After Berlin fell, Mr. Wolf headed to Nuremberg, where he served as a translator during the war crimes trials. In 1946, at 19, he boarded a ship to New York, where he started his business and married Beth Horelick, a gifted pianist.
Mr. Wolf was a voracious reader, a keen listener and a witty conversationalist who surrounded himself with artists, musicians, dancers and poets. Above all, he embraced the role of neighbor, and he opened his 16th-floor apartment on Central Park West, with its panoramic views of the park, to friends, many of them fellow tenants he had met in the laundry room or lobby.
Sarah Grunstein, a concert pianist, moved there four years ago. When she opened her front door, she found a notecard from Mr. Wolf that read: “I hear you are a concert pianist and love cats. Welcome to the building. I too love music, the piano, and cats.”
Another neighbor and friend, Joey Smith, a choreographer and teacher, remembered Mr. Wolf as puckish and oblivious of his age. He drove his Mercedes into his 90s, and got a special kick out of parking it wherever he liked, thanks to a handicapped permit that was still registered to his wife, who had died in 2015 at 85.
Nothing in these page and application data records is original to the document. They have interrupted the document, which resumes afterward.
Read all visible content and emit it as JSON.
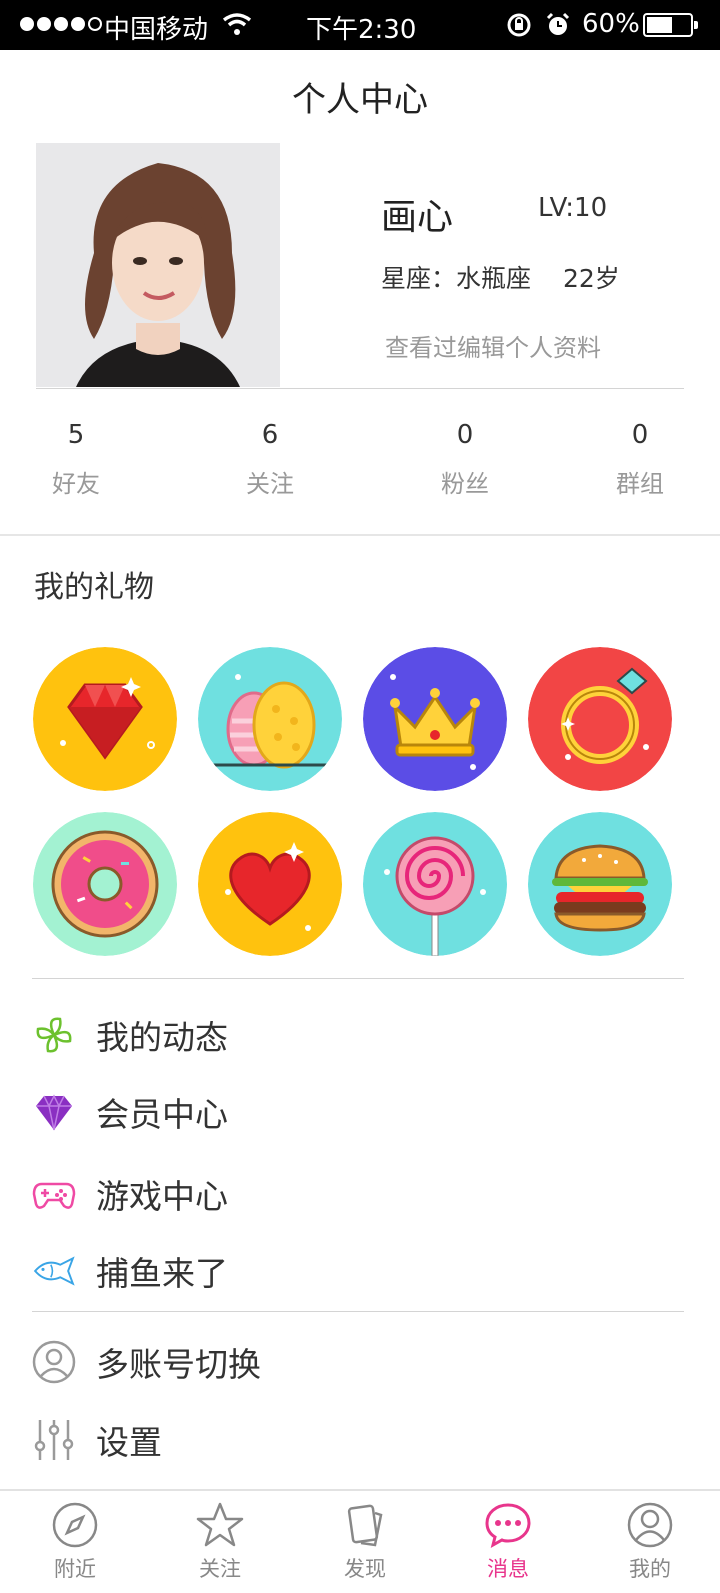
{
  "status_bar": {
    "carrier": "中国移动",
    "time": "下午2:30",
    "battery_text": "60%",
    "battery_level": 0.6,
    "signal_bars": 4,
    "signal_max": 5
  },
  "header": {
    "title": "个人中心"
  },
  "profile": {
    "nickname": "画心",
    "level": "LV:10",
    "zodiac": "星座：水瓶座",
    "age": "22岁",
    "edit_link": "查看过编辑个人资料"
  },
  "stats": [
    {
      "value": "5",
      "label": "好友"
    },
    {
      "value": "6",
      "label": "关注"
    },
    {
      "value": "0",
      "label": "粉丝"
    },
    {
      "value": "0",
      "label": "群组"
    }
  ],
  "gifts": {
    "title": "我的礼物",
    "items": [
      {
        "icon": "ruby-gem-icon",
        "bg": "#ffc20e"
      },
      {
        "icon": "easter-eggs-icon",
        "bg": "#6fe0e0"
      },
      {
        "icon": "crown-icon",
        "bg": "#5b4de6"
      },
      {
        "icon": "diamond-ring-icon",
        "bg": "#f24545"
      },
      {
        "icon": "donut-icon",
        "bg": "#a3f2d2"
      },
      {
        "icon": "heart-icon",
        "bg": "#ffc20e"
      },
      {
        "icon": "lollipop-icon",
        "bg": "#6fe0e0"
      },
      {
        "icon": "burger-icon",
        "bg": "#6fe0e0"
      }
    ]
  },
  "menu": [
    {
      "label": "我的动态",
      "icon": "pinwheel-icon",
      "color": "#6cc12e"
    },
    {
      "label": "会员中心",
      "icon": "diamond-icon",
      "color": "#8a2fc2"
    },
    {
      "label": "游戏中心",
      "icon": "gamepad-icon",
      "color": "#ef4aa4"
    },
    {
      "label": "捕鱼来了",
      "icon": "fish-icon",
      "color": "#3aa5e6"
    },
    {
      "label": "多账号切换",
      "icon": "user-switch-icon",
      "color": "#9a9a9a"
    },
    {
      "label": "设置",
      "icon": "settings-sliders-icon",
      "color": "#9a9a9a"
    }
  ],
  "tabbar": {
    "active_color": "#e8358c",
    "items": [
      {
        "label": "附近",
        "icon": "compass-icon"
      },
      {
        "label": "关注",
        "icon": "star-icon"
      },
      {
        "label": "发现",
        "icon": "cards-icon"
      },
      {
        "label": "消息",
        "icon": "message-icon",
        "active": true
      },
      {
        "label": "我的",
        "icon": "profile-icon"
      }
    ]
  }
}
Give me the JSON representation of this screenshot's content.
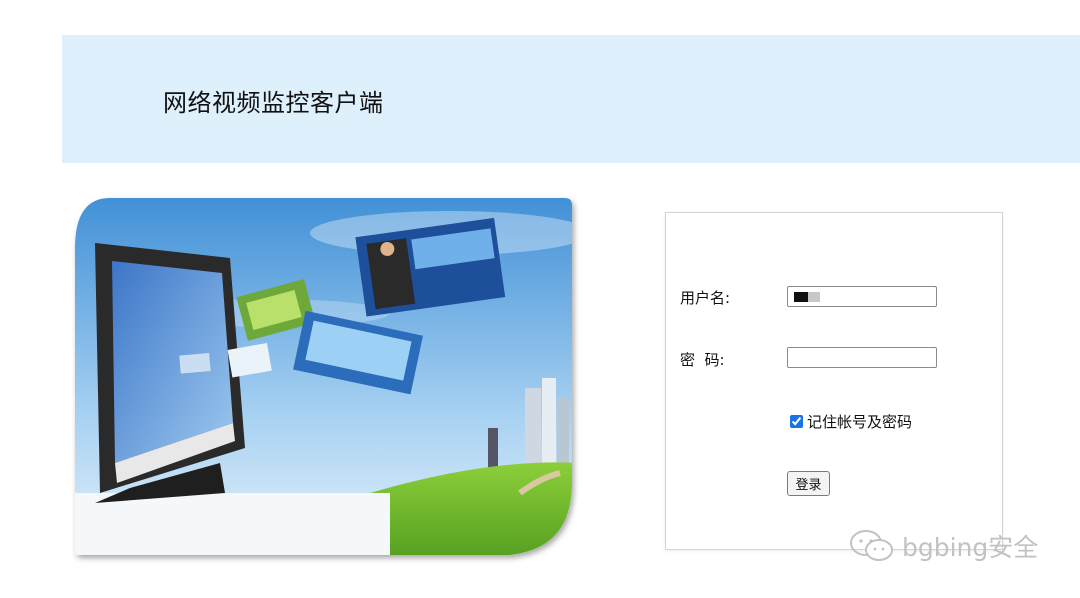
{
  "header": {
    "title": "网络视频监控客户端",
    "background_color": "#def0fc"
  },
  "hero": {
    "image": "monitor-with-flying-photos-illustration",
    "alt": ""
  },
  "login": {
    "username_label": "用户名:",
    "username_value": "",
    "password_label": "密  码:",
    "password_value": "",
    "remember_label": "记住帐号及密码",
    "remember_checked": true,
    "submit_label": "登录"
  },
  "watermark": {
    "text": "bgbing安全",
    "icon": "wechat-icon"
  }
}
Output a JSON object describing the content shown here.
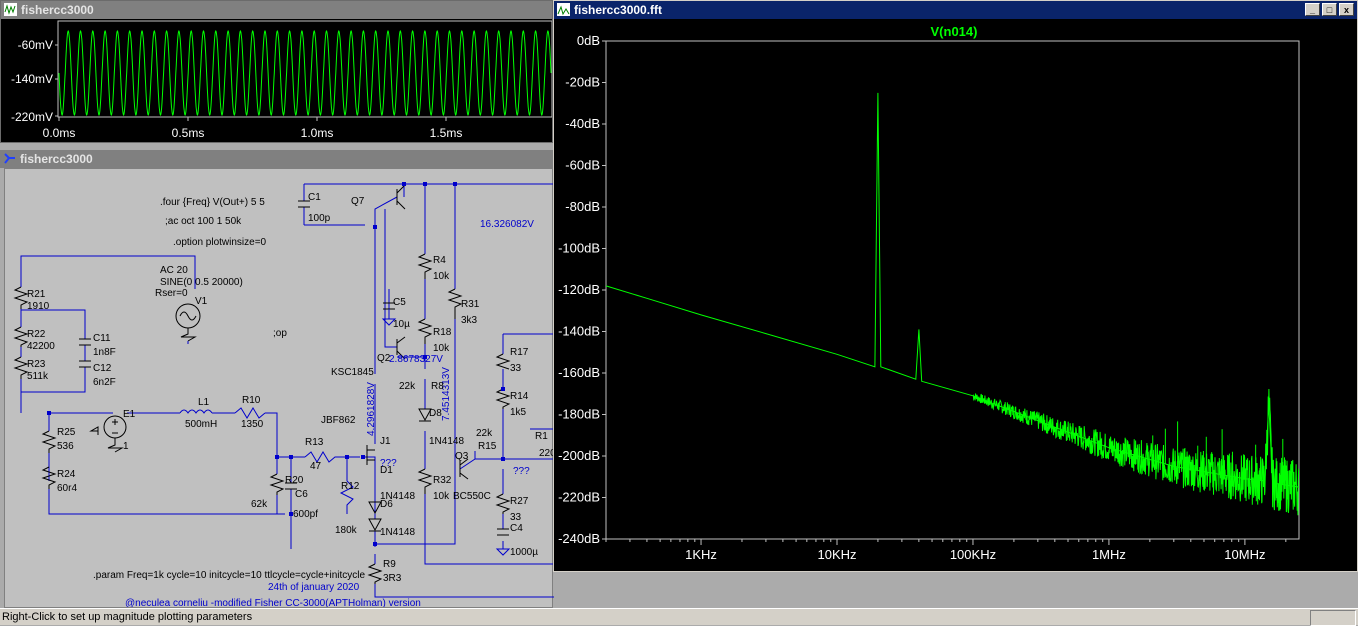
{
  "waveform_window": {
    "title": "fishercc3000",
    "y_ticks": [
      "-60mV",
      "-140mV",
      "-220mV"
    ],
    "x_ticks": [
      "0.0ms",
      "0.5ms",
      "1.0ms",
      "1.5ms"
    ]
  },
  "schematic_window": {
    "title": "fishercc3000",
    "directives": {
      "four": ".four {Freq} V(Out+) 5 5",
      "ac": ";ac oct 100 1 50k",
      "option": ".option plotwinsize=0",
      "op": ";op",
      "param": ".param Freq=1k cycle=10 initcycle=10 ttlcycle=cycle+initcycle"
    },
    "source": {
      "name": "V1",
      "ac": "AC 20",
      "sine": "SINE(0 0.5 20000)",
      "rser": "Rser=0"
    },
    "node_voltages": [
      "16.326082V",
      "2.8678327V",
      "4.2961828V",
      "7.4514313V"
    ],
    "unknowns": [
      "???",
      "???"
    ],
    "components": [
      {
        "ref": "R21",
        "val": "1910"
      },
      {
        "ref": "R22",
        "val": "42200"
      },
      {
        "ref": "R23",
        "val": "511k"
      },
      {
        "ref": "C11",
        "val": "1n8F"
      },
      {
        "ref": "C12",
        "val": "6n2F"
      },
      {
        "ref": "R25",
        "val": "536"
      },
      {
        "ref": "R24",
        "val": "60r4"
      },
      {
        "ref": "E1",
        "val": "1"
      },
      {
        "ref": "L1",
        "val": "500mH"
      },
      {
        "ref": "R10",
        "val": "1350"
      },
      {
        "ref": "R13",
        "val": "47"
      },
      {
        "ref": "R20",
        "val": "62k"
      },
      {
        "ref": "C6",
        "val": "600pf"
      },
      {
        "ref": "R12",
        "val": "180k"
      },
      {
        "ref": "J1",
        "val": "JBF862"
      },
      {
        "ref": "D1",
        "val": "1N4148"
      },
      {
        "ref": "D6",
        "val": "1N4148"
      },
      {
        "ref": "R9",
        "val": "3R3"
      },
      {
        "ref": "C1",
        "val": "100p"
      },
      {
        "ref": "Q7",
        "val": ""
      },
      {
        "ref": "C5",
        "val": "10µ"
      },
      {
        "ref": "Q2",
        "val": "KSC1845"
      },
      {
        "ref": "R4",
        "val": "10k"
      },
      {
        "ref": "R18",
        "val": "10k"
      },
      {
        "ref": "R8",
        "val": "22k"
      },
      {
        "ref": "D8",
        "val": "1N4148"
      },
      {
        "ref": "R32",
        "val": "10k"
      },
      {
        "ref": "R31",
        "val": "3k3"
      },
      {
        "ref": "Q3",
        "val": "BC550C"
      },
      {
        "ref": "R17",
        "val": "33"
      },
      {
        "ref": "R14",
        "val": "1k5"
      },
      {
        "ref": "R15",
        "val": "22k"
      },
      {
        "ref": "R1",
        "val": "220"
      },
      {
        "ref": "R27",
        "val": "33"
      },
      {
        "ref": "C4",
        "val": "1000µ"
      }
    ],
    "date": "24th of january 2020",
    "credit": "@neculea corneliu -modified Fisher CC-3000(APTHolman) version"
  },
  "fft_window": {
    "title": "fishercc3000.fft",
    "controls": [
      "_",
      "□",
      "x"
    ],
    "trace_label": "V(n014)"
  },
  "chart_data": {
    "type": "line",
    "title": "V(n014)",
    "xscale": "log",
    "yunit": "dB",
    "xlim": [
      200,
      25000000
    ],
    "ylim": [
      -240,
      0
    ],
    "y_ticks": [
      "0dB",
      "-20dB",
      "-40dB",
      "-60dB",
      "-80dB",
      "-100dB",
      "-120dB",
      "-140dB",
      "-160dB",
      "-180dB",
      "-200dB",
      "-220dB",
      "-240dB"
    ],
    "x_ticks": [
      "1KHz",
      "10KHz",
      "100KHz",
      "1MHz",
      "10MHz"
    ],
    "series": [
      {
        "color": "#00ff00",
        "x": [
          200,
          400,
          1000,
          3000,
          10000,
          19000,
          20000,
          21000,
          38000,
          40000,
          42000,
          100000,
          300000,
          1000000,
          3000000,
          10000000,
          14000000,
          15000000,
          16000000,
          25000000
        ],
        "y": [
          -118,
          -124,
          -132,
          -141,
          -151,
          -157,
          -25,
          -157,
          -163,
          -139,
          -164,
          -171,
          -183,
          -196,
          -205,
          -211,
          -212,
          -175,
          -213,
          -215
        ]
      }
    ]
  },
  "status_bar": {
    "text": "Right-Click to set up magnitude plotting parameters"
  },
  "colors": {
    "trace": "#00ff00",
    "wire": "#0000cc",
    "grid": "#c0c0c0",
    "background": "#000000"
  }
}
The day before Mr. Wolf died, Ms. Grunstein performed an audience-of-one recital for him that he watched on a propped-up iPad. She planned to deliver another performance the next day, this time looping in several of their mutual friends, on Zoom.
Mr. Wolf died about an hour before she was scheduled to start.
The show went on. Ms. Grunstein began by reciting the Mourner’s Kaddish, tuneless and grave, quite unlike the man being honored.
She quickly moved on to one of his favorite Bach works, the lilting opening Aria of the “Goldberg” Variations.